What is a Lottery?


Lottery is a gambling game in which prizes are awarded by chance. Governments use lotteries to raise money for various purposes. People buy tickets for a small amount and have the opportunity to win a larger sum of money. Some governments prohibit the practice. Others endorse and regulate it. In the United States, federal and state governments organize and conduct lotteries. A private corporation can also conduct a lottery. Prizes may be cash or goods. Frequently, a fixed percentage of the total receipts is designated for the prize fund. A common format is a 50-50 draw, where the prize equals half of the total receipts.

Lotteries have been used as a means of raising money for centuries. The earliest lotteries were organized by the Roman Empire for repair work in the city. European lotteries became popular in the 1500s, with Francis I of France organizing a state lottery after visiting Italy. Lotteries have broad appeal as a form of fundraising because they are easy to organize, inexpensive to run, and readily accepted by the general public.

There are many different ways to play the lottery, and the odds of winning vary widely depending on the type of lottery. In some cases, the number of winners is limited to a certain percentage of the total number of tickets sold. In other cases, the prizes are fixed and predetermined. A lot of people enjoy playing the lottery for the gratification of winning. However, a lottery can also be a very addictive form of gambling and even those who win can find themselves in financial difficulty.

In some cases, a single ticket can be worth millions of dollars.
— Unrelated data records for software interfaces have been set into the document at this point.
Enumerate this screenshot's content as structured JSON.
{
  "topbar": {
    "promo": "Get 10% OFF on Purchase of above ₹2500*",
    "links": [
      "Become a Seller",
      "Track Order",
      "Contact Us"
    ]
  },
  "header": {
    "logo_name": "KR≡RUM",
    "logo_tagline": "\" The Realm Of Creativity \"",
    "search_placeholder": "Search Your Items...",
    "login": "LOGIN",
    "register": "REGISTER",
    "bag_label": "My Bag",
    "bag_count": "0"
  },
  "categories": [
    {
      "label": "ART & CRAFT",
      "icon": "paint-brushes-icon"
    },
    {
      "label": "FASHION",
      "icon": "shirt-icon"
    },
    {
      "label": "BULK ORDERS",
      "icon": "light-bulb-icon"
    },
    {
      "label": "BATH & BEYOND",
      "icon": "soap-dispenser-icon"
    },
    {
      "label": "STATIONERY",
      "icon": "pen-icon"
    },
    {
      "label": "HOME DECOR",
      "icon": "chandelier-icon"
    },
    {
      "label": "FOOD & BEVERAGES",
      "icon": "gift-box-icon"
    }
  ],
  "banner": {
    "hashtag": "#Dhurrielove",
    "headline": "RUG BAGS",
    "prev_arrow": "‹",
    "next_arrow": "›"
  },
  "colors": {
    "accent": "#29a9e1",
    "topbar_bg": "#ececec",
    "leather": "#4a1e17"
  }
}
Other times, the prize is much smaller. For example, the prize for matching five of the six numbers in a five-by-six lotto is usually only a few hundred dollars. This is why it’s important to learn how to play the lottery responsibly.

The chance of winning the lottery is not as high as it might seem, despite the huge jackpots advertised on television and in newspapers. In fact, there are many things that are much more likely to happen than winning the lottery. For example, it’s more likely to be struck by lightning than to win the Mega Millions.

Some people like to play the lottery in a group, or syndicate. This increases their chances of winning, but it also lowers the payout they receive each time. It’s a good idea to choose a lottery pool leader and keep accurate records including copies of tickets, accounting logs, and member lists.

Some states have laws requiring the lottery to be conducted by a certified or licensed promoter. Other states have laws that limit the amount of money that can be paid out as a prize, and require the majority of tickets to be sold in urban areas. Some states even require a minimum percentage of proceeds to be paid out as a prize, or that the maximum prize amount be divided equally among all players.